One of the most important things you’ll need to become a distinguished applicant is to get strong letters of recommendation. I talk about how to ask for a letter of rec here, this post focuses on who to ask.
Many students dread requesting a letter of recommendation because it means striking up a new professional “mentor-mentee” relationship that most students aren’t accustomed to. It’s not every school year that you have to ask someone in a position of authority, who you might not feel like you know too well to gush about how great of a person you are in an official letter.
So who should you ask for letters of recommendation? Get your letters from people who know you well, and like you. That’s the big, overarching general principle that you need to keep in mind as you begin narrowing down your list of people to ask: They need to like you — a lot!
Read Letter of Recommendation Requirements Carefully
Before you begin making a list of people to ask for letters of recommendation, read requirements for the schools you are applying to very carefully.
For example, most medical schools require three letters of recommendation from professors that gave you a letter grade. Of the three letters of rec, some medical schools ask for two letters from science professors and one for non science professors, other medical schools require two non-science and one science. Check out the MSAR for the letter of the law.
The same logic applies to dental school, law school, MBA school, and other graduate schools — read the requirements very carefully so you don’t waste any time requesting letters that aren’t needed for your application.
The Top List of People to Ask For Letters of Rec
- Professors who knew you, liked you, and gave you a good grade — Don’t know any professors well enough to feel comfortable requesting a personal letter? Take the time to get to know your favorite professors before it’s too late.
- Research advisors, employers, and important volunteering officials that knew you well and liked you — and you worked closely with them.
Other things to keep in mind:
What is the focus of the program you’re trying to enter?

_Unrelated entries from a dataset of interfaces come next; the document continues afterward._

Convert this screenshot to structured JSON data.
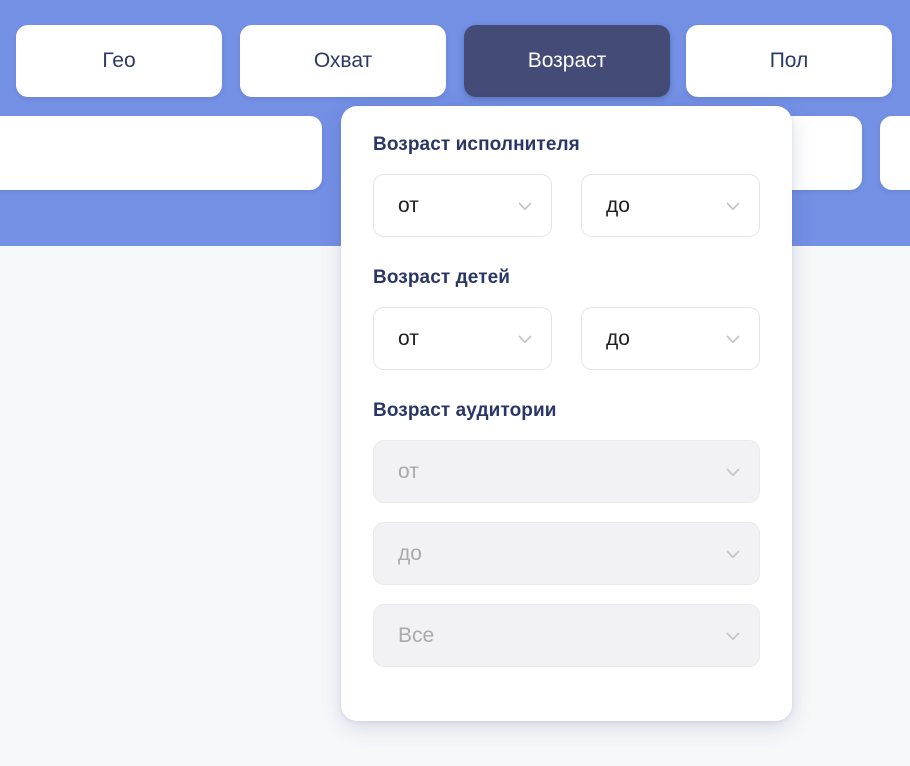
{
  "theme": {
    "band_color": "#7490E5",
    "active_tab_color": "#444B77",
    "heading_color": "#2A3766",
    "page_background": "#F7F8FA",
    "disabled_field_color": "#F2F2F4"
  },
  "tabs": [
    {
      "label": "Гео",
      "active": false
    },
    {
      "label": "Охват",
      "active": false
    },
    {
      "label": "Возраст",
      "active": true
    },
    {
      "label": "Пол",
      "active": false
    }
  ],
  "panel": {
    "groups": [
      {
        "title": "Возраст исполнителя",
        "fields": [
          {
            "value": "от",
            "disabled": false,
            "icon": "chevron-down-icon"
          },
          {
            "value": "до",
            "disabled": false,
            "icon": "chevron-down-icon"
          }
        ]
      },
      {
        "title": "Возраст детей",
        "fields": [
          {
            "value": "от",
            "disabled": false,
            "icon": "chevron-down-icon"
          },
          {
            "value": "до",
            "disabled": false,
            "icon": "chevron-down-icon"
          }
        ]
      },
      {
        "title": "Возраст аудитории",
        "fields": [
          {
            "value": "от",
            "disabled": true,
            "icon": "chevron-down-icon"
          },
          {
            "value": "до",
            "disabled": true,
            "icon": "chevron-down-icon"
          },
          {
            "value": "Все",
            "disabled": true,
            "icon": "chevron-down-icon"
          }
        ]
      }
    ]
  }
}
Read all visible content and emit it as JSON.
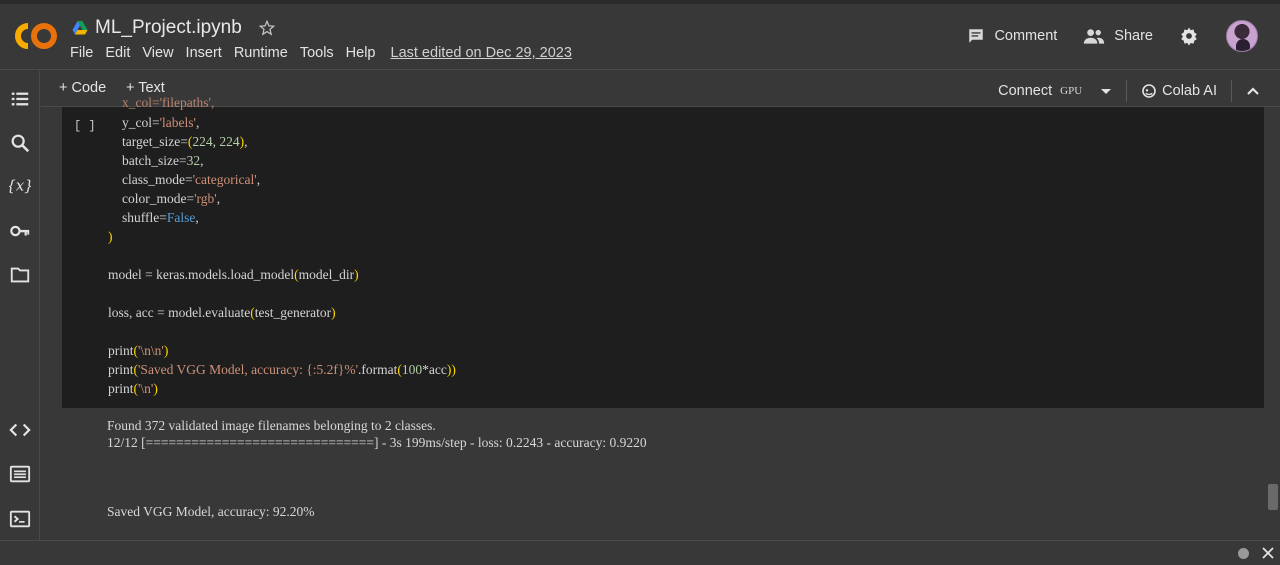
{
  "header": {
    "logo_text": "CO",
    "notebook_title": "ML_Project.ipynb",
    "menu": [
      "File",
      "Edit",
      "View",
      "Insert",
      "Runtime",
      "Tools",
      "Help"
    ],
    "last_edited": "Last edited on Dec 29, 2023",
    "comment_label": "Comment",
    "share_label": "Share"
  },
  "toolbar": {
    "add_code_label": "+ Code",
    "add_text_label": "+ Text",
    "connect_label": "Connect",
    "gpu_label": "GPU",
    "colab_ai_label": "Colab AI"
  },
  "sidebar_icons": [
    "table-of-contents-icon",
    "search-icon",
    "variables-icon",
    "secrets-key-icon",
    "files-folder-icon",
    "code-snippets-icon",
    "command-palette-icon",
    "terminal-icon"
  ],
  "cell": {
    "run_indicator": "[ ]",
    "code_lines": [
      "x_col='filepaths',",
      "y_col='labels',",
      "target_size=(224, 224),",
      "batch_size=32,",
      "class_mode='categorical',",
      "color_mode='rgb',",
      "shuffle=False,",
      ")",
      "model = keras.models.load_model(model_dir)",
      "loss, acc = model.evaluate(test_generator)",
      "print('\\n\\n')",
      "print('Saved VGG Model, accuracy: {:5.2f}%'.format(100*acc))",
      "print('\\n')"
    ]
  },
  "output": {
    "lines": [
      "Found 372 validated image filenames belonging to 2 classes.",
      "12/12 [==============================] - 3s 199ms/step - loss: 0.2243 - accuracy: 0.9220",
      "Saved VGG Model, accuracy: 92.20%"
    ]
  },
  "colors": {
    "background": "#383838",
    "cell_background": "#1e1e1e",
    "string": "#ce9178",
    "number": "#b5cea8",
    "keyword": "#569cd6",
    "bracket": "#ffd700",
    "logo_orange": "#f9ab00"
  }
}
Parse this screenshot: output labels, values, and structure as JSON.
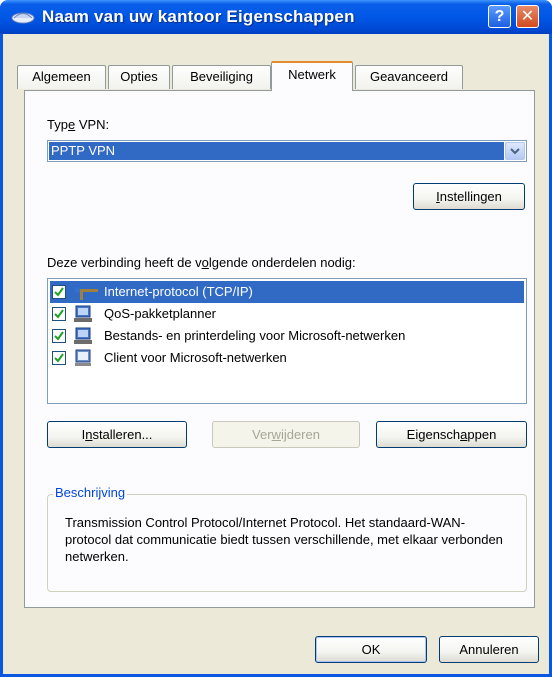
{
  "window": {
    "title": "Naam van uw kantoor Eigenschappen",
    "help_glyph": "?",
    "close_glyph": "✕"
  },
  "tabs": [
    {
      "label": "Algemeen"
    },
    {
      "label": "Opties"
    },
    {
      "label": "Beveiliging"
    },
    {
      "label": "Netwerk"
    },
    {
      "label": "Geavanceerd"
    }
  ],
  "active_tab": "Netwerk",
  "vpn": {
    "type_label_pre": "Typ",
    "type_label_acc": "e",
    "type_label_post": " VPN:",
    "selected": "PPTP VPN"
  },
  "settings_button": {
    "acc": "I",
    "rest": "nstellingen"
  },
  "components": {
    "label_pre": "Deze verbinding heeft de v",
    "label_acc": "o",
    "label_post": "lgende onderdelen nodig:",
    "items": [
      {
        "label": "Internet-protocol (TCP/IP)",
        "checked": true,
        "selected": true,
        "icon": "protocol-icon"
      },
      {
        "label": "QoS-pakketplanner",
        "checked": true,
        "selected": false,
        "icon": "network-service-icon"
      },
      {
        "label": "Bestands- en printerdeling voor Microsoft-netwerken",
        "checked": true,
        "selected": false,
        "icon": "network-service-icon"
      },
      {
        "label": "Client voor Microsoft-netwerken",
        "checked": true,
        "selected": false,
        "icon": "network-client-icon"
      }
    ]
  },
  "buttons": {
    "install": {
      "pre": "I",
      "acc": "n",
      "post": "stalleren..."
    },
    "remove": {
      "pre": "Ver",
      "acc": "w",
      "post": "ijderen"
    },
    "properties": {
      "pre": "Eigensch",
      "acc": "a",
      "post": "ppen"
    },
    "ok": "OK",
    "cancel": "Annuleren"
  },
  "description": {
    "title": "Beschrijving",
    "text": "Transmission Control Protocol/Internet Protocol. Het standaard-WAN-protocol dat communicatie biedt tussen verschillende, met elkaar verbonden netwerken."
  },
  "colors": {
    "titlebar": "#0058e6",
    "selection": "#316ac5",
    "active_tab_accent": "#e68b2c",
    "group_title": "#0046d5"
  }
}
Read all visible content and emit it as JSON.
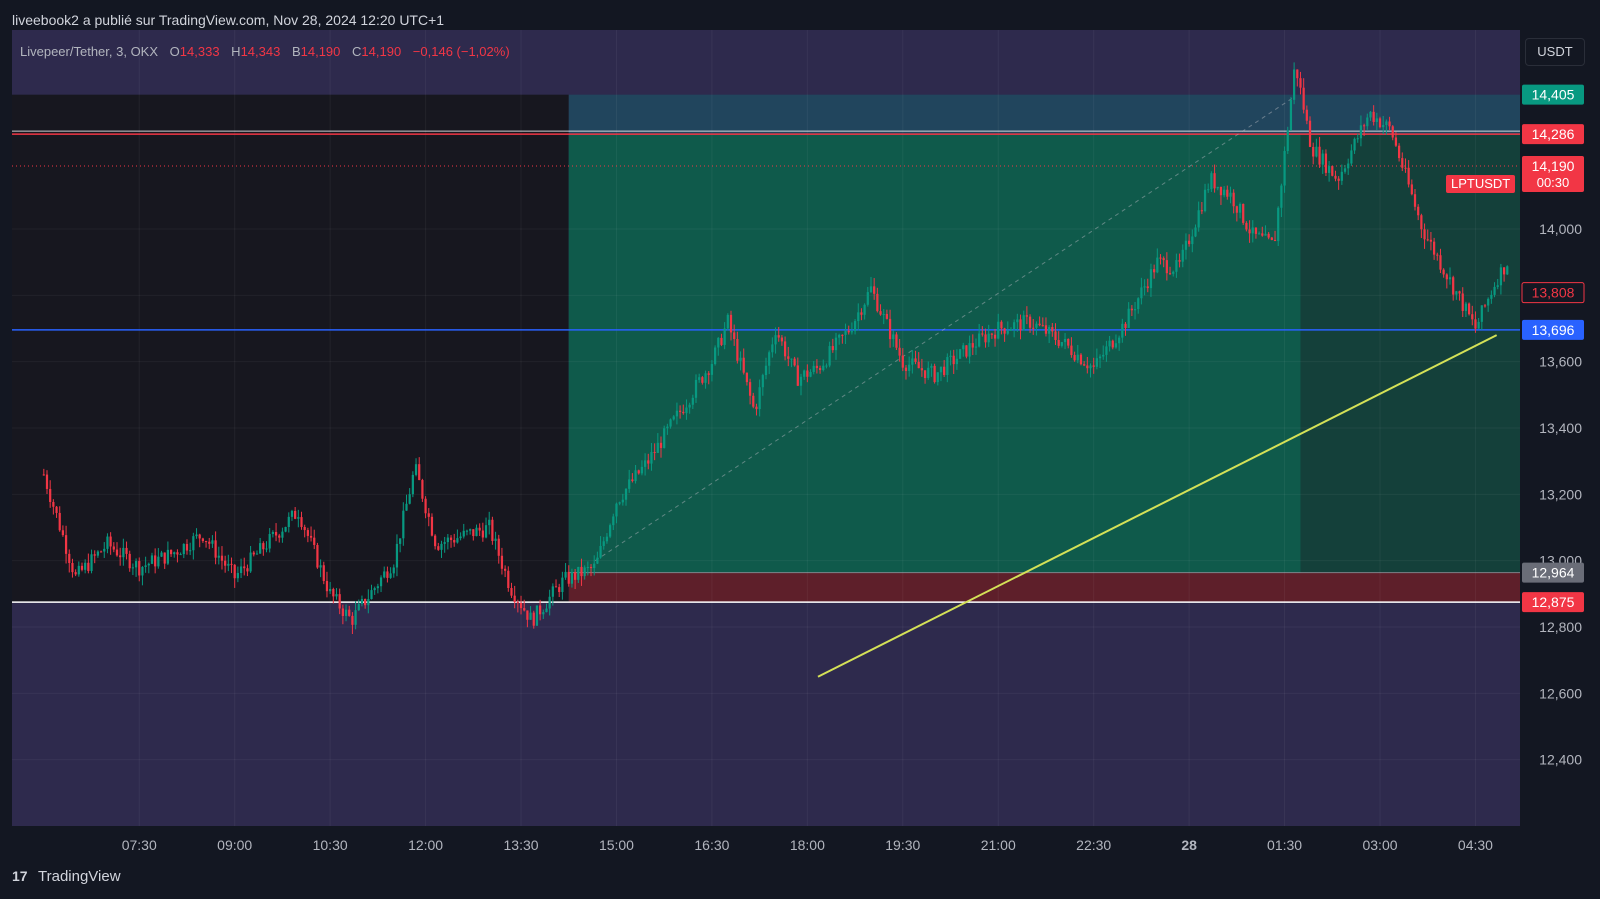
{
  "header": {
    "attribution": "liveebook2 a publié sur TradingView.com, Nov 28, 2024 12:20 UTC+1"
  },
  "legend": {
    "symbol": "Livepeer/Tether, 3, OKX",
    "open_label": "O",
    "open": "14,333",
    "high_label": "H",
    "high": "14,343",
    "low_label": "B",
    "low": "14,190",
    "close_label": "C",
    "close": "14,190",
    "change": "−0,146 (−1,02%)"
  },
  "currency_button": "USDT",
  "symbol_tag": "LPTUSDT",
  "footer": {
    "logo": "17",
    "brand": "TradingView"
  },
  "colors": {
    "up": "#089981",
    "down": "#f23645",
    "blue_line": "#2962ff",
    "trend_line": "#d4e157",
    "profit_zone": "#0f5c4a",
    "loss_zone": "#5e1f2a",
    "outer_zone": "#2e2a4d"
  },
  "chart_data": {
    "type": "candlestick",
    "title": "Livepeer/Tether, 3, OKX",
    "x_ticks": [
      "07:30",
      "09:00",
      "10:30",
      "12:00",
      "13:30",
      "15:00",
      "16:30",
      "18:00",
      "19:30",
      "21:00",
      "22:30",
      "28",
      "01:30",
      "03:00",
      "04:30"
    ],
    "y_ticks": [
      "12,400",
      "12,600",
      "12,800",
      "13,000",
      "13,200",
      "13,400",
      "13,600",
      "13,800",
      "14,000"
    ],
    "ylim": [
      12.2,
      14.6
    ],
    "price_labels": [
      {
        "value": "14,405",
        "kind": "target"
      },
      {
        "value": "14,286",
        "kind": "line"
      },
      {
        "value": "14,190",
        "sub": "00:30",
        "kind": "last"
      },
      {
        "value": "13,808",
        "kind": "outline"
      },
      {
        "value": "13,696",
        "kind": "blue"
      },
      {
        "value": "12,964",
        "kind": "entry"
      },
      {
        "value": "12,875",
        "kind": "stop"
      }
    ],
    "horizontal_lines": [
      {
        "price": 14.286,
        "color": "#f23645"
      },
      {
        "price": 14.19,
        "color": "#f23645",
        "style": "dotted"
      },
      {
        "price": 13.696,
        "color": "#2962ff"
      },
      {
        "price": 12.875,
        "color": "#ffffff"
      }
    ],
    "position": {
      "type": "long",
      "entry": 12.964,
      "target": 14.405,
      "stop": 12.875,
      "start_time": "14:15",
      "close_time": "01:45"
    },
    "trend_line": {
      "start": [
        "18:10",
        12.65
      ],
      "end": [
        "04:50",
        13.68
      ]
    },
    "price_path": [
      [
        "06:00",
        13.26
      ],
      [
        "06:30",
        12.95
      ],
      [
        "07:00",
        13.05
      ],
      [
        "07:30",
        12.98
      ],
      [
        "08:00",
        13.02
      ],
      [
        "08:30",
        13.08
      ],
      [
        "09:00",
        12.95
      ],
      [
        "09:30",
        13.05
      ],
      [
        "10:00",
        13.15
      ],
      [
        "10:30",
        12.9
      ],
      [
        "10:50",
        12.82
      ],
      [
        "11:30",
        13.0
      ],
      [
        "11:50",
        13.28
      ],
      [
        "12:10",
        13.05
      ],
      [
        "12:40",
        13.08
      ],
      [
        "13:00",
        13.1
      ],
      [
        "13:20",
        12.92
      ],
      [
        "13:40",
        12.82
      ],
      [
        "14:10",
        12.94
      ],
      [
        "14:40",
        12.98
      ],
      [
        "15:00",
        13.18
      ],
      [
        "15:30",
        13.3
      ],
      [
        "16:00",
        13.45
      ],
      [
        "16:30",
        13.6
      ],
      [
        "16:45",
        13.72
      ],
      [
        "17:10",
        13.45
      ],
      [
        "17:30",
        13.7
      ],
      [
        "17:50",
        13.55
      ],
      [
        "18:10",
        13.58
      ],
      [
        "18:40",
        13.7
      ],
      [
        "19:00",
        13.82
      ],
      [
        "19:30",
        13.6
      ],
      [
        "20:00",
        13.56
      ],
      [
        "20:40",
        13.66
      ],
      [
        "21:00",
        13.7
      ],
      [
        "21:30",
        13.72
      ],
      [
        "22:00",
        13.66
      ],
      [
        "22:30",
        13.58
      ],
      [
        "23:00",
        13.72
      ],
      [
        "23:30",
        13.9
      ],
      [
        "23:50",
        13.88
      ],
      [
        "00:20",
        14.15
      ],
      [
        "00:40",
        14.1
      ],
      [
        "01:00",
        13.98
      ],
      [
        "01:20",
        13.95
      ],
      [
        "01:40",
        14.5
      ],
      [
        "01:55",
        14.25
      ],
      [
        "02:20",
        14.15
      ],
      [
        "02:50",
        14.35
      ],
      [
        "03:10",
        14.3
      ],
      [
        "03:40",
        14.0
      ],
      [
        "04:00",
        13.88
      ],
      [
        "04:30",
        13.7
      ],
      [
        "04:50",
        13.85
      ],
      [
        "05:00",
        13.9
      ]
    ]
  }
}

Get letters of recommendation from people whose occupational focus matches that of the program — for a research school, get a letter from a research advisor, for a clinical school get a letter from a clinician.
Do NOT Ask These People For Letters of Recommendation
- Grumpy professors: Even if you got an “A’ in Professor Grumpy’s class, you can’t trust that he will write a positive letter for you, so steer clear and get to know one of your warmer, more compassionate professors.
- Your grandma, your mom, your neighbor: Personal relationships unrelated to the position you want don’t result in persuasive letters of recommendation — keep it professional.
- People who don’t know you very well, or people who don’t like you.
It’s All About Relationships
The big thing I want you to take away from this — great letters of recommendation are written by people who know you well, and like you.
So first follow the guidelines for your program, and request letters of recommendation from the people who fit the guidelines, know you well, and like you.
I get that it might not feel natural for you to walk into a professors office and start gabbing away like you’re with your boyfriend/girlfriend, but it really isn’t all that challenging — you do need a letter of recommendation guide to help you steer the conversation toward your goal.